Life Isn’t a Movie

If you’re a sucker for what some consider a better time in America, especially viewed through the lens of nostalgia, then arguably, there may not be a better movie at this time of year than It’s A Wonderful Life. The final 8 minutes could be one of the best holiday segments of any movie ever made.

But life lived in the real world rarely follows the tried and true formula of a Hollywood script. As much as we adore George Bailey and root for him each and every year when we watch the movie, yet again, people these days are rarely that concerned about others in their own families—let alone someone from their hometown—like the people gathered at the Bailey residence in Bedford Falls.
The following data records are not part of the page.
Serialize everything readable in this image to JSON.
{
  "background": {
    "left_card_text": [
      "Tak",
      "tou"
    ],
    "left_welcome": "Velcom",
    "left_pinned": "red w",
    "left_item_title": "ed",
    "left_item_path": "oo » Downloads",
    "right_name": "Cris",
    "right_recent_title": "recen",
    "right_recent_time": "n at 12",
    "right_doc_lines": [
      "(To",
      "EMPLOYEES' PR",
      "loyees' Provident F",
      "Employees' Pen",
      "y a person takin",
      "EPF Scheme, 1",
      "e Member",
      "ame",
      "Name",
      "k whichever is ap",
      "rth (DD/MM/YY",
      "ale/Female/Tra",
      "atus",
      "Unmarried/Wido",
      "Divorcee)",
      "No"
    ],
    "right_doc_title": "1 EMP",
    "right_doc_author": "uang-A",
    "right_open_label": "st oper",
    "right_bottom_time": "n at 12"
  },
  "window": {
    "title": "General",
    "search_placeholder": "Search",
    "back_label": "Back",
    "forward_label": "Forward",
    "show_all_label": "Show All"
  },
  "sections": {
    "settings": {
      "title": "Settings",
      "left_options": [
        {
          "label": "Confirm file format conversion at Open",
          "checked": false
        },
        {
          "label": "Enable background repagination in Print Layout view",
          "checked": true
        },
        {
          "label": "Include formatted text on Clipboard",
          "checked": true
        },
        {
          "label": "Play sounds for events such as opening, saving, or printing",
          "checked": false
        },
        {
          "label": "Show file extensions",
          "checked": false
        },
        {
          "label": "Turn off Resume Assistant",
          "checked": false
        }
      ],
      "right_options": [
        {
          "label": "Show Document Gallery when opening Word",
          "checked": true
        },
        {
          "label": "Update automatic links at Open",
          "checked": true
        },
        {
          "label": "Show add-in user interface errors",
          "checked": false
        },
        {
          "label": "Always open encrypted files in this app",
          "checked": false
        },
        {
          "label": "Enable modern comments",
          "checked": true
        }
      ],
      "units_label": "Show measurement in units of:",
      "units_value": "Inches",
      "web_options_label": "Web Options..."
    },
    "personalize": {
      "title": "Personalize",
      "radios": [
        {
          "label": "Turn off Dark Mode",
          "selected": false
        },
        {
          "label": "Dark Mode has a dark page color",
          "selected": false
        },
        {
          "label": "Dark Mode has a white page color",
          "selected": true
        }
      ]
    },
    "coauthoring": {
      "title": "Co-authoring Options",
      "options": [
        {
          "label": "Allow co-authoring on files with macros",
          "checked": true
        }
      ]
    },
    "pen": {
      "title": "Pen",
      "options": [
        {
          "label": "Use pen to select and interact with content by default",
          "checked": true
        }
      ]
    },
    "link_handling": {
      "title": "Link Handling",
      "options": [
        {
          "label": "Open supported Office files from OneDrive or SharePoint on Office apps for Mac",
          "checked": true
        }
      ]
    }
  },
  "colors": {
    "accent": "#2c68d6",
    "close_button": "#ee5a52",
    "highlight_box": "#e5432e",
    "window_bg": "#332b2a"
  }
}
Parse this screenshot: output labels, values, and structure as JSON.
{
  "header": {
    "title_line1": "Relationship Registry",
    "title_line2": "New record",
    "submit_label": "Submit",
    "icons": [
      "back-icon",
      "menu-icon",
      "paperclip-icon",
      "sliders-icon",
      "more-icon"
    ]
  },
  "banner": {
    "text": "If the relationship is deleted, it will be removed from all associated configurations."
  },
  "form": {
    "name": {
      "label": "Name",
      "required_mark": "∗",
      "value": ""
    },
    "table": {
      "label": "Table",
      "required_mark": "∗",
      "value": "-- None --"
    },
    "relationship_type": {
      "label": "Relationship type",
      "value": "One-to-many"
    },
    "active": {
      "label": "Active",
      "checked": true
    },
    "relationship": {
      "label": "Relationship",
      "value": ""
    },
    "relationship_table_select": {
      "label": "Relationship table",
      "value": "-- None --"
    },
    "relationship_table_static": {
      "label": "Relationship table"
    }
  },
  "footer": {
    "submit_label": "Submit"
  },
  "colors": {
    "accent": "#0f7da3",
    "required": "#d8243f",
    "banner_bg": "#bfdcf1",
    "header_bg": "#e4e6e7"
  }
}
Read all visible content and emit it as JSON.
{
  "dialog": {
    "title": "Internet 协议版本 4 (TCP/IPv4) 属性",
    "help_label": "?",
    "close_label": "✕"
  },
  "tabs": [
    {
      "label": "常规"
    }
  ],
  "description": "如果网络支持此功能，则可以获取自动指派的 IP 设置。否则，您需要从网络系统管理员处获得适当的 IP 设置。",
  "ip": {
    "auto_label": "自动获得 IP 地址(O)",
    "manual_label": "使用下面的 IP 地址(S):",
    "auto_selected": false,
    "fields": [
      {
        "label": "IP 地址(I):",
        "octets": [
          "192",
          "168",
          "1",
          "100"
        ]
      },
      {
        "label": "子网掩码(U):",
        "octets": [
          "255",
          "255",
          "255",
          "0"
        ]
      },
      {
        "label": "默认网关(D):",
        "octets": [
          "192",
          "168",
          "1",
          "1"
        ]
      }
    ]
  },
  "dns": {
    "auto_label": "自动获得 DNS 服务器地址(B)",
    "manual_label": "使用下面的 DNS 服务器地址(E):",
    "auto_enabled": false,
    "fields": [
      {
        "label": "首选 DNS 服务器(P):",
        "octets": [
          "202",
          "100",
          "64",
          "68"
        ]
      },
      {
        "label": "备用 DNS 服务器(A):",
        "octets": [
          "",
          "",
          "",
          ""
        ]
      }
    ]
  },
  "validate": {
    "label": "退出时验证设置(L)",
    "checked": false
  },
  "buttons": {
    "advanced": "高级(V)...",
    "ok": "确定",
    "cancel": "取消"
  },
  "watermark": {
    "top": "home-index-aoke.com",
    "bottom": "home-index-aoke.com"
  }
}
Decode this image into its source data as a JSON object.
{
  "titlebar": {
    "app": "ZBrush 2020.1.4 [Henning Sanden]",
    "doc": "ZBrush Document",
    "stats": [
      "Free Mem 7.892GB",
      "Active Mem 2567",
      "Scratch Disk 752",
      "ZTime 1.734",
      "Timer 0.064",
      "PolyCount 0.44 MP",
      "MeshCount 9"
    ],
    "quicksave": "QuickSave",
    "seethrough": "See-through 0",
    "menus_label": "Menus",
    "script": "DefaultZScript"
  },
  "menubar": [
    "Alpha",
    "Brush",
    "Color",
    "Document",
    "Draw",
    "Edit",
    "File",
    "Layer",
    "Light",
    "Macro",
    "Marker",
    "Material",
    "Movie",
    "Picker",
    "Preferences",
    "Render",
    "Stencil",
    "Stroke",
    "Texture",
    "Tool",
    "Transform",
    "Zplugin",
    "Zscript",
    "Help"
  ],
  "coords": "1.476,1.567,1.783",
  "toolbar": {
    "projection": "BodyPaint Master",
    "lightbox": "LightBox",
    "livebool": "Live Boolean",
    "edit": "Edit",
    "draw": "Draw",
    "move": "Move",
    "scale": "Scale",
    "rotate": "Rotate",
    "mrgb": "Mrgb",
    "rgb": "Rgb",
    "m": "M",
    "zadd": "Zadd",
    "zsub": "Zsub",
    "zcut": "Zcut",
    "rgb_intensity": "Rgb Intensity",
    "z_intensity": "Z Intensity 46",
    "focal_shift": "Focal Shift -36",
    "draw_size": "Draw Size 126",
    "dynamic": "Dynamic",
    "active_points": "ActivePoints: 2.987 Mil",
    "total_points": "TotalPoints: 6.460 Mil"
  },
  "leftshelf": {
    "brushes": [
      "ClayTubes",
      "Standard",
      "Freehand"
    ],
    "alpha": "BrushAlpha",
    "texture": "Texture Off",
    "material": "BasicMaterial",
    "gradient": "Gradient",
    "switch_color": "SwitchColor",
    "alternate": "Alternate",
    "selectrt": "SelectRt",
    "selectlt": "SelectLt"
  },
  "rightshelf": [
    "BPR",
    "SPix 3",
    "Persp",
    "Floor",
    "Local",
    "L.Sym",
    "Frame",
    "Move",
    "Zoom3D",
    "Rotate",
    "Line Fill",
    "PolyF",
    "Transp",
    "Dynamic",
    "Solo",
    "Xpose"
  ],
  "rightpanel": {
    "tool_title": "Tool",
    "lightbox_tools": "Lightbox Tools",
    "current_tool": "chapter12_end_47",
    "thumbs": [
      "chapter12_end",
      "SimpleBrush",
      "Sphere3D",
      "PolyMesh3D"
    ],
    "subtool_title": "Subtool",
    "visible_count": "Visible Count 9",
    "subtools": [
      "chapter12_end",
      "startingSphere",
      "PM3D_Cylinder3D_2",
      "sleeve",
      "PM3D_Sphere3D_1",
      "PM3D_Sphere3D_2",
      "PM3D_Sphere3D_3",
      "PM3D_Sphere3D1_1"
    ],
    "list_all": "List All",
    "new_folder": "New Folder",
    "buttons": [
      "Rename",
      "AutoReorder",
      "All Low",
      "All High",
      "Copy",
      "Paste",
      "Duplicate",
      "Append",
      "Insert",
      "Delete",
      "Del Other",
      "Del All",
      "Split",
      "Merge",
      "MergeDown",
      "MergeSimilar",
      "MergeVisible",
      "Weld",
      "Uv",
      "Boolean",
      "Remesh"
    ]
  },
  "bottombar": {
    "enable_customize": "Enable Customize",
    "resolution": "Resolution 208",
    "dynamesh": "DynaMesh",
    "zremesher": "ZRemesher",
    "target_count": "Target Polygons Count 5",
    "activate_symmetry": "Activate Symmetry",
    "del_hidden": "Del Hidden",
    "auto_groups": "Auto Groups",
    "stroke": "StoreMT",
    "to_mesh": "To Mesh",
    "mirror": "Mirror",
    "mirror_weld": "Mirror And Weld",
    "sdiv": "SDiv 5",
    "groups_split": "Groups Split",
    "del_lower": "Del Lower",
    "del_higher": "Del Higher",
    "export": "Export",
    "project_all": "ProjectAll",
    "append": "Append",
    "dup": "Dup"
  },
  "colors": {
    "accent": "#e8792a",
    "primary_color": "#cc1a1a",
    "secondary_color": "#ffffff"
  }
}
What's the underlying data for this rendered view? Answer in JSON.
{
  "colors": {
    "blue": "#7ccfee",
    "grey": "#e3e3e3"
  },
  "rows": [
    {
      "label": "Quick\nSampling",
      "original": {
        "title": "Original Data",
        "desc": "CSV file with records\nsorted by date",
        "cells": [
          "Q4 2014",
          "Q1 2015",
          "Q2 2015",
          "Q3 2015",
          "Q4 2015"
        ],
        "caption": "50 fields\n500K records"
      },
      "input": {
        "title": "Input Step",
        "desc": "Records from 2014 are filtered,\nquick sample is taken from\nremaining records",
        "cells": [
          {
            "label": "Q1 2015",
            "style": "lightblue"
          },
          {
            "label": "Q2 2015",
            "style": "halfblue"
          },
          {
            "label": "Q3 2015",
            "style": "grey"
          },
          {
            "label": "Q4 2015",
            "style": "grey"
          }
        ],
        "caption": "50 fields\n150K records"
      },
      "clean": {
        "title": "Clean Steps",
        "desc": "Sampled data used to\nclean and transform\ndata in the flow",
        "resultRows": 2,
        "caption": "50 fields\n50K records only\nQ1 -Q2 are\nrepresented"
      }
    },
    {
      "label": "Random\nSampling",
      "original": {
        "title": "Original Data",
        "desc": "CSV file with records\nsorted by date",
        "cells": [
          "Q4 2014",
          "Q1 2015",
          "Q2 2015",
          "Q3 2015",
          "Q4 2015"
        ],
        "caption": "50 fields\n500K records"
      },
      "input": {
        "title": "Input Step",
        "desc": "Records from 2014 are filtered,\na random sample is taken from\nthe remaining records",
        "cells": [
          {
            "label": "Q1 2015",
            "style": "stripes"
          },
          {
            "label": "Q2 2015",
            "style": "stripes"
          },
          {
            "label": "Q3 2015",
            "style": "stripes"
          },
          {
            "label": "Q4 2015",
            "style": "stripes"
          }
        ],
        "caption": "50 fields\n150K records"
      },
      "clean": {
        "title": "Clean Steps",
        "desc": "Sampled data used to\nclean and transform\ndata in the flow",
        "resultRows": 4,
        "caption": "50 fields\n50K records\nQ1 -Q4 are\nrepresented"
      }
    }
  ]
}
It’s easy this time of year to become wishful, longing for a time that we might consider better than the America we’re living in today. That was surely part of the appeal of Donald Trump’s slogan, “Make America Great Again,” even if it’s looking more and more like it will be nothing but empty words for most.

I doubt many of us work with (or for) a George Bailey these days. Most companies—even the smaller, “locally-owned” varieties are increasingly focused on their bottom lines. Company parties have been scaled back considerably—if they have one at all. Christmas bonuses for the rank and file are all-but-forgotten. If you got a $10 or $20 grocery gift card, count yourself one of the lucky ones.

Several years ago, I worked for a man who valued his reports and actually demonstrated it in a tangible manner. Every year at Christmas time, he’d take us out for lunch on our last day before the holiday (even though because of his health, he didn’t care much for food). He set the bar high enough that the subsequent lesser lights that I’ve ended up working for have never come close to measuring up to. Heck, there have been years I didn’t even get a card from the person I reported to.

George Bailey’s family never gave up on him. His wife, Mary, recognized that something wasn’t right with her husband when he came home in a huff after lovable loser, Uncle Billy, misplaces the $8,000 bank deposit that Bailey Building and Loan must make to remain viable and not end up owned by Old Man Potter. Backed into a corner, George must grovel before Potter, who ends up taking out a warrant for his arrest. Bailey bends to the point of nearly breaking, but like all great movies, there is redemption for him at the very end.

That all of us would have a Mary Bailey in our corner, or an angel like Clarence. No, more often than not, holiday gatherings are marred by arguments about trivial things that shouldn’t matter, but often become mountains impossible to scale at some point.

If you haven’t watched the classic this year, I hope you’ll spend some time Christmas Eve with James Stewart and the rest of the stellar cast, as has become a tradition in our home. Just remember that it’s only a movie and it’s highly unlikely that a guardian angel will be materializing for you, or your boss just happened to have forgotten to give you your bonus check and it will be waiting on your desk next week.